### Your goal
Reduce the material below to its lines containing "Output".

=== Section Start ===

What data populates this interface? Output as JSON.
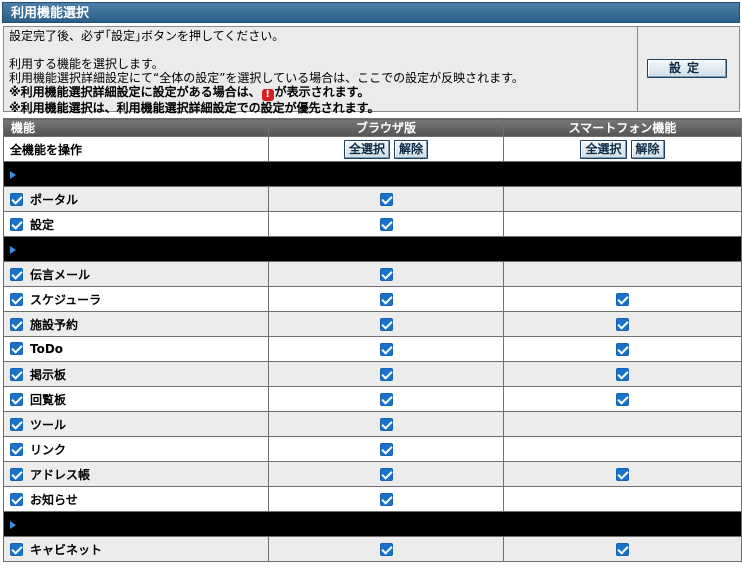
{
  "header": {
    "title": "利用機能選択"
  },
  "info": {
    "line1": "設定完了後、必ず｢設定｣ボタンを押してください。",
    "line2": "利用する機能を選択します。",
    "line3": "利用機能選択詳細設定にて“全体の設定”を選択している場合は、ここでの設定が反映されます。",
    "line4a": "※利用機能選択詳細設定に設定がある場合は、",
    "line4b": "が表示されます。",
    "line5": "※利用機能選択は、利用機能選択詳細設定での設定が優先されます。",
    "warn_glyph": "!"
  },
  "buttons": {
    "settei": "設定",
    "select_all": "全選択",
    "clear": "解除"
  },
  "table": {
    "headers": [
      "機能",
      "ブラウザ版",
      "スマートフォン機能"
    ],
    "all_ops_label": "全機能を操作",
    "rows": [
      {
        "type": "sep"
      },
      {
        "type": "item",
        "label": "ポータル",
        "browser": true,
        "smart": false
      },
      {
        "type": "item",
        "label": "設定",
        "browser": true,
        "smart": false
      },
      {
        "type": "sep"
      },
      {
        "type": "item",
        "label": "伝言メール",
        "browser": true,
        "smart": false
      },
      {
        "type": "item",
        "label": "スケジューラ",
        "browser": true,
        "smart": true
      },
      {
        "type": "item",
        "label": "施設予約",
        "browser": true,
        "smart": true
      },
      {
        "type": "item",
        "label": "ToDo",
        "browser": true,
        "smart": true
      },
      {
        "type": "item",
        "label": "掲示板",
        "browser": true,
        "smart": true
      },
      {
        "type": "item",
        "label": "回覧板",
        "browser": true,
        "smart": true
      },
      {
        "type": "item",
        "label": "ツール",
        "browser": true,
        "smart": false
      },
      {
        "type": "item",
        "label": "リンク",
        "browser": true,
        "smart": false
      },
      {
        "type": "item",
        "label": "アドレス帳",
        "browser": true,
        "smart": true
      },
      {
        "type": "item",
        "label": "お知らせ",
        "browser": true,
        "smart": false
      },
      {
        "type": "sep"
      },
      {
        "type": "item",
        "label": "キャビネット",
        "browser": true,
        "smart": true
      }
    ]
  }
}
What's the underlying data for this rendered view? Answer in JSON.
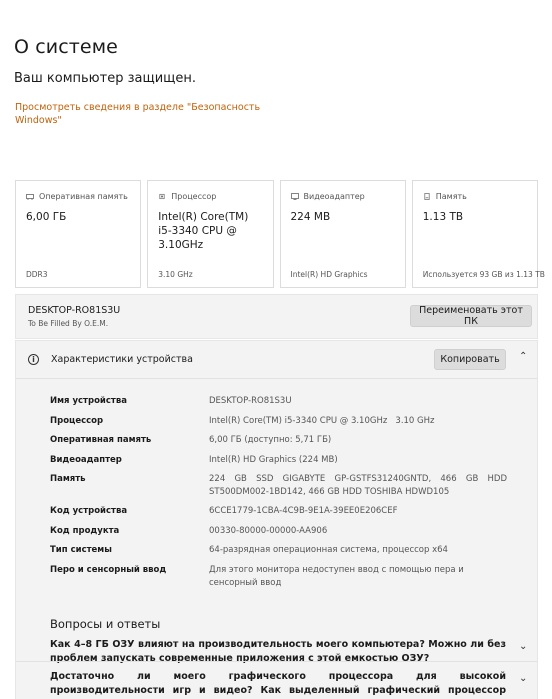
{
  "page": {
    "title": "О системе",
    "status": "Ваш компьютер защищен.",
    "security_link": "Просмотреть сведения в разделе \"Безопасность Windows\""
  },
  "cards": [
    {
      "icon": "memory-icon",
      "label": "Оперативная память",
      "value": "6,00 ГБ",
      "footer": "DDR3"
    },
    {
      "icon": "processor-icon",
      "label": "Процессор",
      "value": "Intel(R) Core(TM) i5-3340 CPU @ 3.10GHz",
      "footer": "3.10 GHz"
    },
    {
      "icon": "display-adapter-icon",
      "label": "Видеоадаптер",
      "value": "224 MB",
      "footer": "Intel(R) HD Graphics"
    },
    {
      "icon": "storage-icon",
      "label": "Память",
      "value": "1.13 TB",
      "footer": "Используется 93 GB из 1.13 TB"
    }
  ],
  "device": {
    "name": "DESKTOP-RO81S3U",
    "subtitle": "To Be Filled By O.E.M.",
    "rename_label": "Переименовать этот ПК"
  },
  "specs": {
    "title": "Характеристики устройства",
    "copy_label": "Копировать",
    "rows": [
      {
        "key": "Имя устройства",
        "value": "DESKTOP-RO81S3U"
      },
      {
        "key": "Процессор",
        "value": "Intel(R) Core(TM) i5-3340 CPU @ 3.10GHz   3.10 GHz"
      },
      {
        "key": "Оперативная память",
        "value": "6,00 ГБ (доступно: 5,71 ГБ)"
      },
      {
        "key": "Видеоадаптер",
        "value": "Intel(R) HD Graphics (224 MB)"
      },
      {
        "key": "Память",
        "value": "224 GB SSD GIGABYTE GP-GSTFS31240GNTD, 466 GB HDD ST500DM002-1BD142, 466 GB HDD TOSHIBA HDWD105"
      },
      {
        "key": "Код устройства",
        "value": "6CCE1779-1CBA-4C9B-9E1A-39EE0E206CEF"
      },
      {
        "key": "Код продукта",
        "value": "00330-80000-00000-AA906"
      },
      {
        "key": "Тип системы",
        "value": "64-разрядная операционная система, процессор x64"
      },
      {
        "key": "Перо и сенсорный ввод",
        "value": "Для этого монитора недоступен ввод с помощью пера и сенсорный ввод"
      }
    ]
  },
  "faq": {
    "title": "Вопросы и ответы",
    "questions": [
      "Как 4–8 ГБ ОЗУ влияют на производительность моего компьютера? Можно ли без проблем запускать современные приложения с этой емкостью ОЗУ?",
      "Достаточно ли моего графического процессора для высокой производительности игр и видео? Как выделенный графический процессор может повысить удобство работы и"
    ]
  }
}
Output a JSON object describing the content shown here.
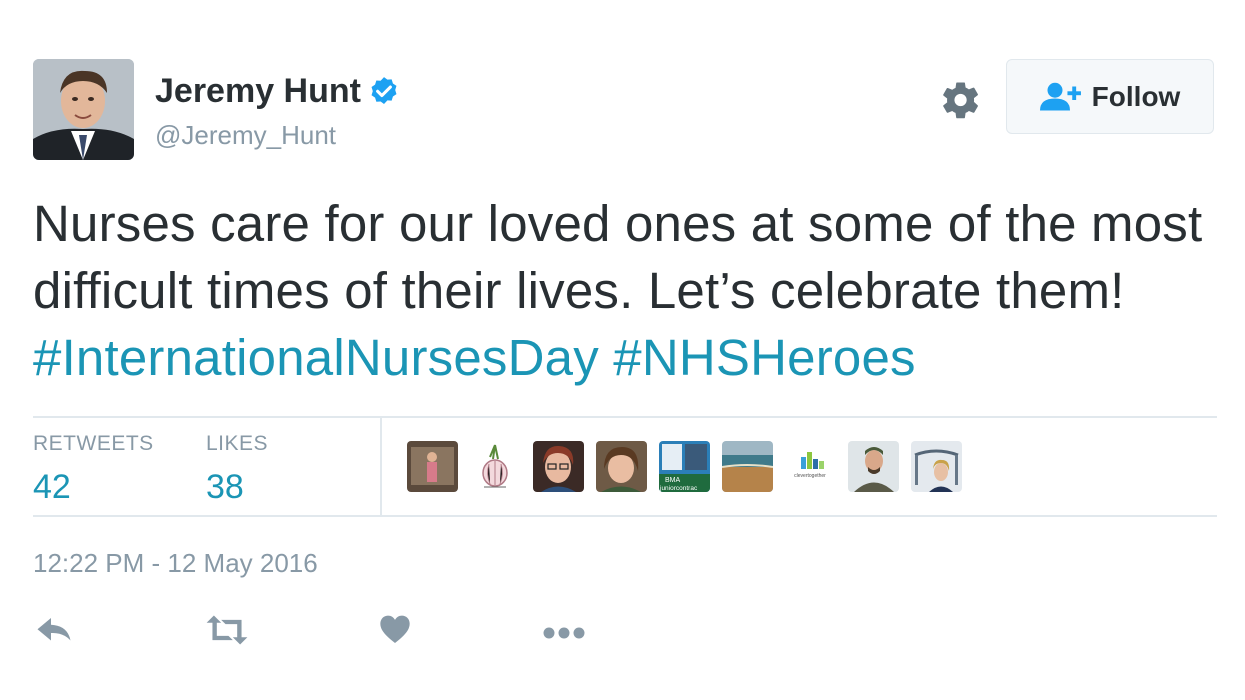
{
  "author": {
    "name": "Jeremy Hunt",
    "handle": "@Jeremy_Hunt",
    "verified": true
  },
  "follow_button": {
    "label": "Follow",
    "icon": "add-user-icon"
  },
  "settings_icon": "gear-icon",
  "tweet": {
    "text": "Nurses care for our loved ones at some of the most difficult times of their lives. Let’s celebrate them!",
    "hashtags": [
      "#InternationalNursesDay",
      "#NHSHeroes"
    ]
  },
  "stats": {
    "retweets_label": "RETWEETS",
    "retweets_value": "42",
    "likes_label": "LIKES",
    "likes_value": "38"
  },
  "liker_avatars": [
    {
      "name": "liker-1",
      "bmatext1": "",
      "bmatext2": ""
    },
    {
      "name": "liker-2",
      "bmatext1": "",
      "bmatext2": ""
    },
    {
      "name": "liker-3",
      "bmatext1": "",
      "bmatext2": ""
    },
    {
      "name": "liker-4",
      "bmatext1": "",
      "bmatext2": ""
    },
    {
      "name": "liker-5",
      "bmatext1": "BMA",
      "bmatext2": "juniorcontrac"
    },
    {
      "name": "liker-6",
      "bmatext1": "",
      "bmatext2": ""
    },
    {
      "name": "liker-7",
      "bmatext1": "clevertogether",
      "bmatext2": ""
    },
    {
      "name": "liker-8",
      "bmatext1": "",
      "bmatext2": ""
    },
    {
      "name": "liker-9",
      "bmatext1": "",
      "bmatext2": ""
    }
  ],
  "timestamp": "12:22 PM - 12 May 2016",
  "actions": [
    "reply-icon",
    "retweet-icon",
    "like-icon",
    "more-icon"
  ],
  "colors": {
    "text": "#292f33",
    "muted": "#8899a6",
    "link": "#1b95b5",
    "verified": "#1da1f2",
    "divider": "#e1e8ed"
  }
}
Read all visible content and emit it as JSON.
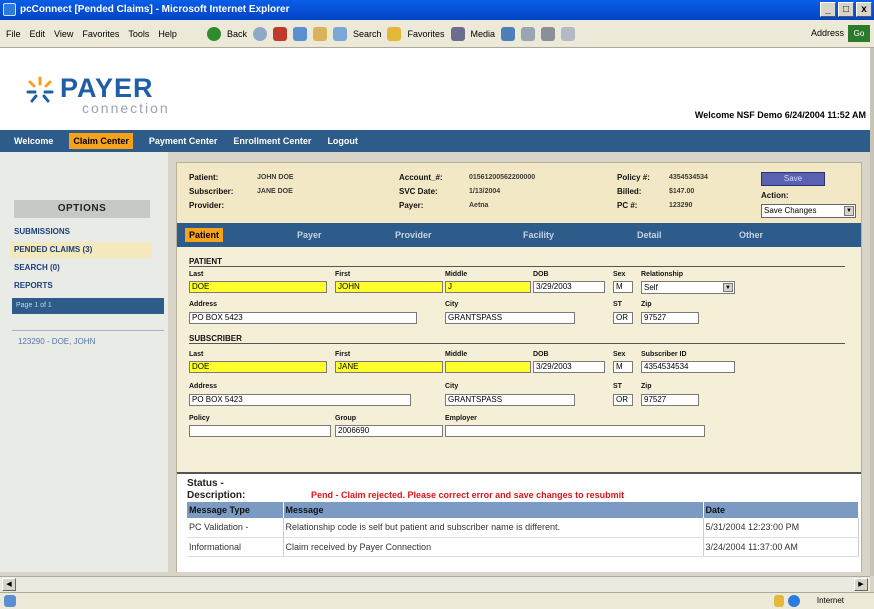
{
  "window": {
    "title": "pcConnect [Pended Claims] - Microsoft Internet Explorer",
    "buttons": [
      "_",
      "□",
      "x"
    ]
  },
  "toolbar": {
    "menus": [
      "File",
      "Edit",
      "View",
      "Favorites",
      "Tools",
      "Help"
    ],
    "back": "Back",
    "search": "Search",
    "favorites": "Favorites",
    "media": "Media",
    "address_label": "Address",
    "go": "Go"
  },
  "logo": {
    "word1": "PAYER",
    "word2": "connection"
  },
  "welcome_text": "Welcome NSF Demo 6/24/2004 11:52 AM",
  "topnav": [
    "Welcome",
    "Claim Center",
    "Payment Center",
    "Enrollment Center",
    "Logout"
  ],
  "left": {
    "options_header": "OPTIONS",
    "items": [
      "SUBMISSIONS",
      "PENDED CLAIMS (3)",
      "SEARCH (0)",
      "REPORTS"
    ],
    "page": "Page 1 of 1",
    "claim": "123290 - DOE, JOHN"
  },
  "header": {
    "patient_label": "Patient:",
    "patient": "JOHN DOE",
    "subscriber_label": "Subscriber:",
    "subscriber": "JANE DOE",
    "provider_label": "Provider:",
    "provider": "",
    "account_label": "Account_#:",
    "account": "01561200562200000",
    "svc_label": "SVC Date:",
    "svc": "1/13/2004",
    "payer_label": "Payer:",
    "payer": "Aetna",
    "policy_label": "Policy #:",
    "policy": "4354534534",
    "billed_label": "Billed:",
    "billed": "$147.00",
    "pc_label": "PC #:",
    "pc": "123290",
    "save": "Save",
    "action_label": "Action:",
    "action": "Save Changes"
  },
  "tabs": [
    "Patient",
    "Payer",
    "Provider",
    "Facility",
    "Detail",
    "Other"
  ],
  "patient": {
    "section": "PATIENT",
    "labels": {
      "last": "Last",
      "first": "First",
      "middle": "Middle",
      "dob": "DOB",
      "sex": "Sex",
      "relationship": "Relationship",
      "address": "Address",
      "city": "City",
      "st": "ST",
      "zip": "Zip"
    },
    "last": "DOE",
    "first": "JOHN",
    "middle": "J",
    "dob": "3/29/2003",
    "sex": "M",
    "relationship": "Self",
    "address": "PO BOX 5423",
    "city": "GRANTSPASS",
    "st": "OR",
    "zip": "97527"
  },
  "subscriber": {
    "section": "SUBSCRIBER",
    "labels": {
      "last": "Last",
      "first": "First",
      "middle": "Middle",
      "dob": "DOB",
      "sex": "Sex",
      "subscriber_id": "Subscriber ID",
      "address": "Address",
      "city": "City",
      "st": "ST",
      "zip": "Zip",
      "policy": "Policy",
      "group": "Group",
      "employer": "Employer"
    },
    "last": "DOE",
    "first": "JANE",
    "middle": "",
    "dob": "3/29/2003",
    "sex": "M",
    "subscriber_id": "4354534534",
    "address": "PO BOX 5423",
    "city": "GRANTSPASS",
    "st": "OR",
    "zip": "97527",
    "policy": "",
    "group": "2006690",
    "employer": ""
  },
  "status": {
    "label1": "Status -",
    "label2": "Description:",
    "message": "Pend - Claim rejected. Please correct error and save changes to resubmit",
    "columns": [
      "Message Type",
      "Message",
      "Date"
    ],
    "rows": [
      [
        "PC Validation -",
        "Relationship code is self but patient and subscriber name is different.",
        "5/31/2004 12:23:00 PM"
      ],
      [
        "Informational",
        "Claim received by Payer Connection",
        "3/24/2004 11:37:00 AM"
      ]
    ]
  },
  "statusbar": {
    "zone": "Internet"
  },
  "colors": {
    "nav": "#2d5b8a",
    "active_tab": "#f7a21b",
    "required_field": "#ffff2e",
    "error_text": "#e0141a"
  }
}
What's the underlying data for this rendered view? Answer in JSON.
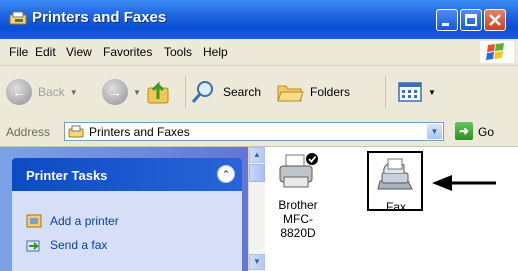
{
  "window": {
    "title": "Printers and Faxes"
  },
  "menu": {
    "items": [
      "File",
      "Edit",
      "View",
      "Favorites",
      "Tools",
      "Help"
    ]
  },
  "toolbar": {
    "back_label": "Back",
    "search_label": "Search",
    "folders_label": "Folders"
  },
  "address": {
    "label": "Address",
    "value": "Printers and Faxes",
    "go_label": "Go"
  },
  "tasks": {
    "title": "Printer Tasks",
    "items": [
      "Add a printer",
      "Send a fax"
    ]
  },
  "files": [
    {
      "line1": "Brother",
      "line2": "MFC-8820D",
      "icon": "printer-icon"
    },
    {
      "line1": "Fax",
      "icon": "fax-icon"
    }
  ],
  "colors": {
    "title_bar": "#0b4fd6",
    "task_header": "#0c4bc4",
    "task_link": "#0c3fa6",
    "task_pane": "#6f8ddf"
  }
}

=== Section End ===

### Exercise result
What data populates this interface? Output as JSON.
Output a JSON object describing the content shown here.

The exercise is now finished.